The following is the first in an occasional series of posts drawn from Generation to Generation, a website I helped compile for the Rauh Jewish Archives at the Heinz History Center. The website profiles more than 150 Jewish families in Western Pennsylvania.
If newspapers notices are any indication, a good singer could scratch out a living in Pittsburgh during the most meager Depression years. The “Bright Spots After Dark” column in the Pittsburgh Press listed nearly two-dozen nightclubs where live bands played most nights. Among them was the Union Grill, just down from the courthouse. That’s where, in the mid-1930s, Freda Lazier sang with Jean Wald and her “all girl orchestra” every evening, at a quarter to eight. Anyone too young, too broke, too busy or too reclusive to catch her act in person could hear it live, over the radio, on WWSW.
Lazier had been paying dues for years before she got the gig. She was the youngest child of Lithuanian immigrants, the first born in the United States. City directories list her father as a granite peddler. He died when she was in high school. Her older siblings supported the family as clerks and salesladies. Lazier took piano lessons as a child and caught the singing bug at Schenley High School, performing in operettas. “She couldn’t afford to study voice,” Si Steinhauser wrote in the Post-Gazette, in 1936, as Lazier was in New York City, rehearsing for what promised to be her big break. “So she went to a small Pittsburgh station the day after she graduated from high school, and asked them for an audition.”

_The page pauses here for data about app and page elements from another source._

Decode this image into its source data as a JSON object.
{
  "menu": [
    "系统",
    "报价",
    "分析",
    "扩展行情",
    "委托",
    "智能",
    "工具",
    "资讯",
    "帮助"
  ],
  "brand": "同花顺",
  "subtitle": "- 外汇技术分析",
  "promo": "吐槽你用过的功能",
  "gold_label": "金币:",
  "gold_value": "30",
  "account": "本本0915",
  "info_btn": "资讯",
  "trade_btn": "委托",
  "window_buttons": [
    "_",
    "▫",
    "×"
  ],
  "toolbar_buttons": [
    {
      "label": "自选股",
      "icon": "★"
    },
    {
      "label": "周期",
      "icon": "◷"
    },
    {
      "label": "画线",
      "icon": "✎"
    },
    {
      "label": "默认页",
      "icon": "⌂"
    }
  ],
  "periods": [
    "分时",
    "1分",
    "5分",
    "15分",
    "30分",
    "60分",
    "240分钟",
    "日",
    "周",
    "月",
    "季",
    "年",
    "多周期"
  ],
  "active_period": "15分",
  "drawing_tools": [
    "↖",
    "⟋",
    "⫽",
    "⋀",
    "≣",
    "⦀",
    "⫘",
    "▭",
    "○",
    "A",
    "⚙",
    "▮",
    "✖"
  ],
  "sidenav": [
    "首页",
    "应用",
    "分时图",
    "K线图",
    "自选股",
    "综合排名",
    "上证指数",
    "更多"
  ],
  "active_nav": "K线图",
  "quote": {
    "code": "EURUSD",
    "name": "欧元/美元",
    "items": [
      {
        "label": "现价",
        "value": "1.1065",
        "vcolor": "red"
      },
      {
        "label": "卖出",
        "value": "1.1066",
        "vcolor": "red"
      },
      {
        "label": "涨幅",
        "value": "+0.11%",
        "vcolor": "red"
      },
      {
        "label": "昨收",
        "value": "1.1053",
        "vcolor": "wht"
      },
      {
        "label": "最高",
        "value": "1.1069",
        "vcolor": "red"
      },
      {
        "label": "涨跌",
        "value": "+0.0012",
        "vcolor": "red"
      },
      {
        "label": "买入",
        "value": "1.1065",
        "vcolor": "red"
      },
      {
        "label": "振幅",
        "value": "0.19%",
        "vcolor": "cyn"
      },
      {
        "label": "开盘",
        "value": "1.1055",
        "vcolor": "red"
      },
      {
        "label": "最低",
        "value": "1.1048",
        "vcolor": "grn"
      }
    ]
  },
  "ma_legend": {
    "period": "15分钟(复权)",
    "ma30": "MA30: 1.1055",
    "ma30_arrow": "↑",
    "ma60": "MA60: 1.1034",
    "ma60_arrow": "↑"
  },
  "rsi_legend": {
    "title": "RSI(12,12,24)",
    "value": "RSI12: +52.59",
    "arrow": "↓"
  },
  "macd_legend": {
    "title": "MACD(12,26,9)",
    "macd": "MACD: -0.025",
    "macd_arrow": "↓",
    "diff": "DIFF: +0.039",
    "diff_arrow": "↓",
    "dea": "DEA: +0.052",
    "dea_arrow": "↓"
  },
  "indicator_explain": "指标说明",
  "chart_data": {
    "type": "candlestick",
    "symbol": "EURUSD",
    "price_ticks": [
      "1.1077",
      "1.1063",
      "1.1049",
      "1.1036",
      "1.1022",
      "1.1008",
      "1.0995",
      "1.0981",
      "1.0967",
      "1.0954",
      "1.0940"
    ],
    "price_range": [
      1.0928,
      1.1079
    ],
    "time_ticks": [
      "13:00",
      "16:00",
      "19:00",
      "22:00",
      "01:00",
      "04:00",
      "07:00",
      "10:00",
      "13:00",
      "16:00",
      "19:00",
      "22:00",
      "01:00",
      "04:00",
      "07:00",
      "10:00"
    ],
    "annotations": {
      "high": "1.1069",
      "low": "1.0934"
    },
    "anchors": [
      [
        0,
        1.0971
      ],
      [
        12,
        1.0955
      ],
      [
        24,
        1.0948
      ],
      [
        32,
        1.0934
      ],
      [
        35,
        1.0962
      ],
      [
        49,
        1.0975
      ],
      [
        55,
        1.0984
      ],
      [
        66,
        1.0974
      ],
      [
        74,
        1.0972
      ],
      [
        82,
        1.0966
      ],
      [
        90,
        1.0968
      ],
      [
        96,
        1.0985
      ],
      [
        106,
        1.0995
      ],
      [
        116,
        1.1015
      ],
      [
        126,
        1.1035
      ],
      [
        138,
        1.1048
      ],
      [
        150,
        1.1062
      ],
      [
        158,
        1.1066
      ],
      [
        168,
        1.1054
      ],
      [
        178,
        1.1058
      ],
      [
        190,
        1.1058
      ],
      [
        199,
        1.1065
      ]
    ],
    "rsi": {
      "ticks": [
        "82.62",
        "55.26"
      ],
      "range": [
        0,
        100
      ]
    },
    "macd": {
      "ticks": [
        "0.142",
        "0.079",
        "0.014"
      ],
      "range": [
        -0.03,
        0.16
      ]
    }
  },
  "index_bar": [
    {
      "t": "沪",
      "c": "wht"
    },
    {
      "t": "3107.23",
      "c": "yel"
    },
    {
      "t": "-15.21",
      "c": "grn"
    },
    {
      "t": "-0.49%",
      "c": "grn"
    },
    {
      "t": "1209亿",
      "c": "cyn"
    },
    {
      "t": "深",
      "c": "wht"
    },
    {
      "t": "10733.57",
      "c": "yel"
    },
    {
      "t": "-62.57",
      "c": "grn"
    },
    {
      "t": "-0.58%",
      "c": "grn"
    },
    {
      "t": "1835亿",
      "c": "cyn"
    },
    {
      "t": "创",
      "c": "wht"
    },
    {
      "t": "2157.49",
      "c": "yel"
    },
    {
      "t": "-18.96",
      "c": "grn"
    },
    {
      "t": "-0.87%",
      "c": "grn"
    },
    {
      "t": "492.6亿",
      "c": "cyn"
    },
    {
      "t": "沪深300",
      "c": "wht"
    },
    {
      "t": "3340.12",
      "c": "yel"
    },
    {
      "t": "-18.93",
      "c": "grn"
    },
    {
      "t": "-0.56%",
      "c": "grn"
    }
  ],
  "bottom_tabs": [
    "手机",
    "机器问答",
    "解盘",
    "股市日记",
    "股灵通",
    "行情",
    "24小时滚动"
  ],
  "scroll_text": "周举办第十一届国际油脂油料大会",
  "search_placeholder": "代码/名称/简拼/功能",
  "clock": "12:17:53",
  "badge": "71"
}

The program manager let Lazier sing on air, which led to gigs throughout the city. Some were at nightclubs. Many more involved singing for Jewish communal groups, especially congregational Sisterhoods and Brotherhoods at synagogues throughout the East End.
Even though WWSW used her likeness in newspaper advertisements, Lazier was still angling for stardom when Jack Lavin quietly staked out a corner of the Union Grill during the chilly first week of February 1936. The promotion manager had stopped through Pittsburgh on behalf of his boss, Paul Whiteman, a popular bandleader who regularly introduced the country to new talent through his Sunday night radio program “Paul Whiteman’s Musical Varieties” on the NBC Blue network. Eager for a break, Lazier and another young singer had waited around the William Penn Hotel in 1933 to pester Whiteman for an audition after a set. He gave the other singer a job and gave Lazier “a few pointers in stage presence,” according to Post-Gazette Radio Editor Darrel V. Martin.

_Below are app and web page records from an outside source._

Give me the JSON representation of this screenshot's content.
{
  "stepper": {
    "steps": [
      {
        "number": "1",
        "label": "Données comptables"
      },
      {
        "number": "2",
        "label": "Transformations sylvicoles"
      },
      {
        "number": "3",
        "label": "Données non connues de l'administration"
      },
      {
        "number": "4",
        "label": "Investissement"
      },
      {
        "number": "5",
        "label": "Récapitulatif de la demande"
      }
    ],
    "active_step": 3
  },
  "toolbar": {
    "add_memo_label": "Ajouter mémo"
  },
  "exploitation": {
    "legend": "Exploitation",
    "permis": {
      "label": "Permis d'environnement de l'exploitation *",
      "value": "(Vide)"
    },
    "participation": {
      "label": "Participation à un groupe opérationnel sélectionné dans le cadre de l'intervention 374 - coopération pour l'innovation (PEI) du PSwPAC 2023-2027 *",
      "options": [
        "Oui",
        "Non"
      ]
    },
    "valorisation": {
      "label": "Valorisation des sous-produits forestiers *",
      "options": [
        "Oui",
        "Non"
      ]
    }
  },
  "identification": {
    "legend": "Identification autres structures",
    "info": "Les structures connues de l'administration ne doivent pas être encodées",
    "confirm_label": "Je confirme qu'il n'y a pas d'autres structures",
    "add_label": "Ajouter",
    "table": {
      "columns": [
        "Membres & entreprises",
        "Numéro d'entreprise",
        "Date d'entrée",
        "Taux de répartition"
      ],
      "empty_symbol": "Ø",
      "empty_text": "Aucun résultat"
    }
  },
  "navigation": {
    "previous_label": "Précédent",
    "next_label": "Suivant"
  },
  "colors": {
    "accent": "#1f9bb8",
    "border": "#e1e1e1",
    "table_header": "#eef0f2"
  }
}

By early 1936, Lazier had apparently learned what she needed to learn. When the Whiteman scouting crew returned, in early April — they had intended to come through town sooner but the St. Patrick’s Day flood intervened — they gathered Lazier and a handful of other singers in the studios of KDKA to audition through a private radio hook-up for a three-judge panel in New York. The judges were Whiteman, composer Deems Taylor and famed songwriter George Gershwin, and they unanimously chose Lazier.

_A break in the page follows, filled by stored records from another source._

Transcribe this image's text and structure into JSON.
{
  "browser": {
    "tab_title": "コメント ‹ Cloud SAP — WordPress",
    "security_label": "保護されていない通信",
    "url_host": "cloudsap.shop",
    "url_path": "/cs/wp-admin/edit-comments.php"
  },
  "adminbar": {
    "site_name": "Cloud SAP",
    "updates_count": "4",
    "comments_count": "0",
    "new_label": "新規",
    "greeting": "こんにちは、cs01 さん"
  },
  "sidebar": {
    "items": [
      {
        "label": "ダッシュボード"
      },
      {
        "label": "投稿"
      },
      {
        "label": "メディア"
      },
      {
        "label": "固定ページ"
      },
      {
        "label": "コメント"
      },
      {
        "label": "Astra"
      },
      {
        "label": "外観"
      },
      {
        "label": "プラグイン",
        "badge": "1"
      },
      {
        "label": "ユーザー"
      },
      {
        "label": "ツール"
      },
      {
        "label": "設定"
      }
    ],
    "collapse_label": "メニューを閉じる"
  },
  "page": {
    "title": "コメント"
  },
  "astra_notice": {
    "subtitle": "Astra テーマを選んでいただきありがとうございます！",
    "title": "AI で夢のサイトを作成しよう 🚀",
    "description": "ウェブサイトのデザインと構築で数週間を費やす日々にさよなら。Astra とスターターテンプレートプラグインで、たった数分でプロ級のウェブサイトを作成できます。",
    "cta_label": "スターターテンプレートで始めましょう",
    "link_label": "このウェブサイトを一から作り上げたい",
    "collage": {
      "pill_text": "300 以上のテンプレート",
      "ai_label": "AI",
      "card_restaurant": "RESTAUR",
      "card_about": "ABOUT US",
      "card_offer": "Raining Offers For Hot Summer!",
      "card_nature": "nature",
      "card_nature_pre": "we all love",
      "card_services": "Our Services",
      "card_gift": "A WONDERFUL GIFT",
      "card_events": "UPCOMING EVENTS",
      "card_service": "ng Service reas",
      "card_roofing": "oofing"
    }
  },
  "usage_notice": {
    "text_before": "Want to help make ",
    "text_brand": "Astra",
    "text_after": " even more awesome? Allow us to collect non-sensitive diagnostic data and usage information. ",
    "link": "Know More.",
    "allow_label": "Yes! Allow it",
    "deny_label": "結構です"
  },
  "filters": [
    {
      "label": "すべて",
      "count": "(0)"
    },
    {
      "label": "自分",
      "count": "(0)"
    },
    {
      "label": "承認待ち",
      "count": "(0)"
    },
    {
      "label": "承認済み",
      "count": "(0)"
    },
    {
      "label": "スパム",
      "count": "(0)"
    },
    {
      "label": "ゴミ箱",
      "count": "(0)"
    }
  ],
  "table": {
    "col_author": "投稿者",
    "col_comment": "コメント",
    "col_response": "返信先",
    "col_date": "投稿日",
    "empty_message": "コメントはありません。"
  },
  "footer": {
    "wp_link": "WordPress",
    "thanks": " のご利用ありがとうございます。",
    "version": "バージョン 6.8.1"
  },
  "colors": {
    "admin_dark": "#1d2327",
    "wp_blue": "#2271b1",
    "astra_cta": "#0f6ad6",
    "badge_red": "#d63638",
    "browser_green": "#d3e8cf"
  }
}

She appeared on Whitman’s show on April 26, 1936 and sang “Let’s Face the Music and Dance,” her voice containing a hint of opera and a hint of jazz. Those two and a half minutes — five minutes, if you count her late performance for West Coast listeners — were perhaps the pinnacle of her singing career. She left with a $200 honorarium, which she used to by a baby grand piano. The gig opened a few doors. The next day, a Pittsburgh record producer invited her to stop by the studio, although little seems to have come from the introduction. Over the next few years, Lazier sang in Ohio, Michigan and New York, collecting a small circle of admiring fans, who would send her flirtatious or admiring telegrams and letters. She stopped singing professionally in 1941, after she married an Army physician and started a family in Pottstown, Pa., near Philadelphia. She later gained prominence as the president of the Jewish War Veterans Ladies Auxiliary, which took her across the country in the late 1960s, visiting aging veterans. But, according to her daughter, “her happiest years were when she was performing in Pittsburgh.”